Davis Hebert

Okay, that’s helpful. Then last question for me, it’s encouraging to see buyback bonds, I think, that’s the right move. But what is your availability on your ABL to do further bond buybacks? And how will you – what do you plan to pay down the ABL over time?

Evan Masyr

Yes. So we have a $30 million ABL and usually availability is kind of mid-20s on a monthly basis. At the end of the year, we’re close to $20 million drawn, but we would expect the end of December and into June to have higher balances on the ABL, because that’s when we pay bond interest payments every December 1 and June 1.

So what you would likely see throughout the year is the balance on the revolver will work its way down. In addition, as we’ll be looking for opportunities to buy back bonds, but you’ll see it kind of peak up in Q2 and Q4.

Davis Hebert

Okay. Thank you, guys. I appreciate it.

Operator

Thank you. [Operator Instructions] Our next question is from the line of Lisa Springer with Singular Research. Please proceed with your question.

Lisa Springer

Thank you. You mentioned build-out costs for Salem Surround has been a factor in the rise in fourth quarter expenses. Are the build-out costs essential complete, or are we going to see more of that in 2019 for that business?

Edward Atsinger

You’ll see some more of that in terms of hiring additional people as we grow out of the business. I would anticipate that you’ll see more people moving into Salem Surround. But right – for right now, we want revenue to catch up and exceed the expenses that we have, then we’ll add more people as revenue allows.

Lisa Springer

Okay And does the business already operating at all 33 markets?

Edward Atsinger

It is.

Lisa Springer

Okay.

Edward Atsinger

It is. The last market was rule out on November 29.

Lisa Springer

Okay, great. Thank you.

Operator

Thank you. Our next question is from the line of Steve Bassett with Calamos. Please proceed with your question.

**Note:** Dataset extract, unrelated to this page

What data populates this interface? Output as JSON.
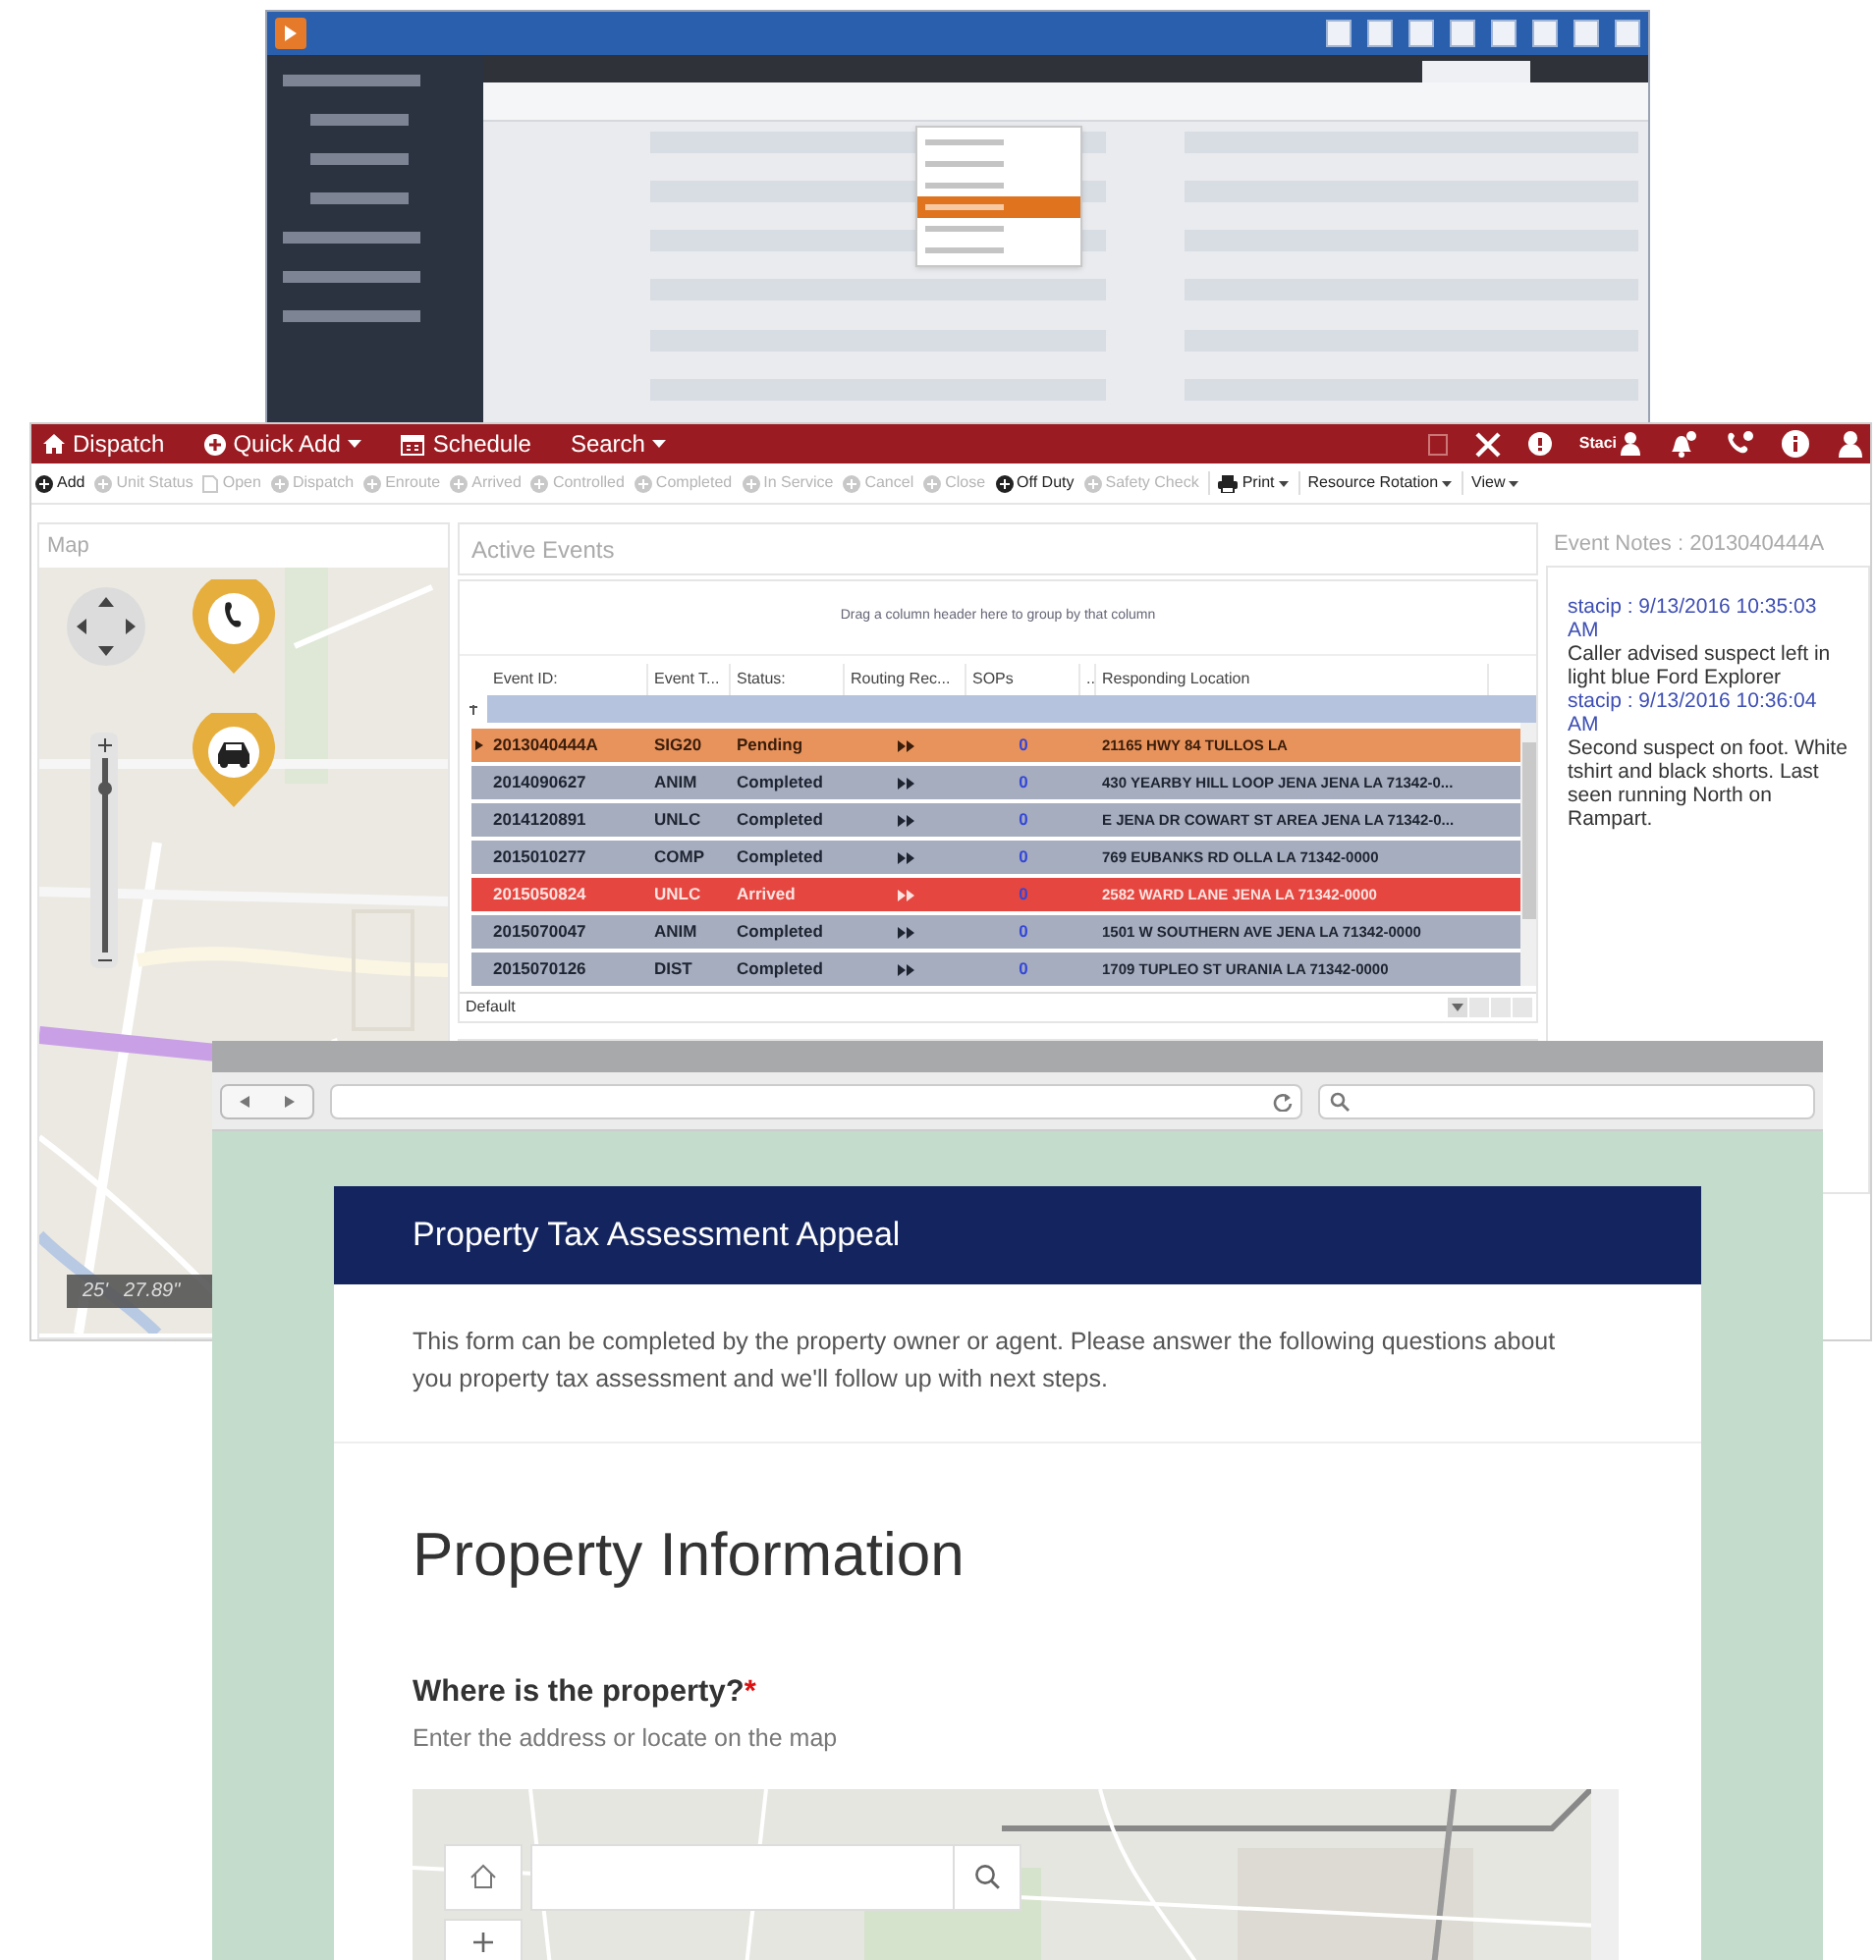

Steve Bassett

To follow-up on Davis’ question regarding the leverage profile and trends. Could you just talk a little bit about the dividend? And at what point you think it makes more sense to use the cash being used to pay the dividend to buyback bonds instead?

Edward Atsinger

Well, if I go back a little bit, we did the refi. We made a decision in 2017 to refi all of our debt, and we went with fixed rate. Fixed rate bonds gave us a seven-year trajectory and we mapped out very carefully what we – how we want to proceed. And our goal would be at the – when we have to refi that debt, our goal would be to get leverage, and our goal would be to approach somewhere between four and five and ideally, even lower than that if we get there.

We think we have the timeframe to do that. So once we get the refi and we reorder priorities, we – the emphasis on delevering has always been there, but it has not been as aggressive a priority and where there have been other demands we kind of – we’ve been less sensitive to it, but we’re focused on it now.

Part of the reason that we – we’ve tightened up on operating expenses to create a little more free cash flow. So that we can be aggressive in getting that leverage down. And with one option that’s always on the table, we’ll see how it goes. If we get to the place where we can’t accomplish the trajectory we set out when we did the refi, so that we can get to probably with 2023-ish, latter part of 2023 if we’re beginning to approach that on a trajectory where we don’t have the leverage where we needed to be to refi whatever debt remains that point.

Obviously, we’ll have to recalculate and we’re quite open to that and we will keep an open mind on that. But at this point, we don’t think the time is right to reduce the dividend. And so for now, the Board has continued with the policy of keeping in place.

Steve Bassett

Okay. Thank you.

Operator

Thank you. It appears there are no further questions at this time. So I would like to pass the floor back over to Mr. Atsinger for any additional concluding comments.

Edward Atsinger

All right. Thank you, operator, and thanks again to all of you for joining us. We’ll look forward to meeting with you again when we report on Q1.

Operator

Thank you. Ladies and gentlemen, this does conclude today’s teleconference. Again, we thank you for your participation, and you may disconnect your lines at this time.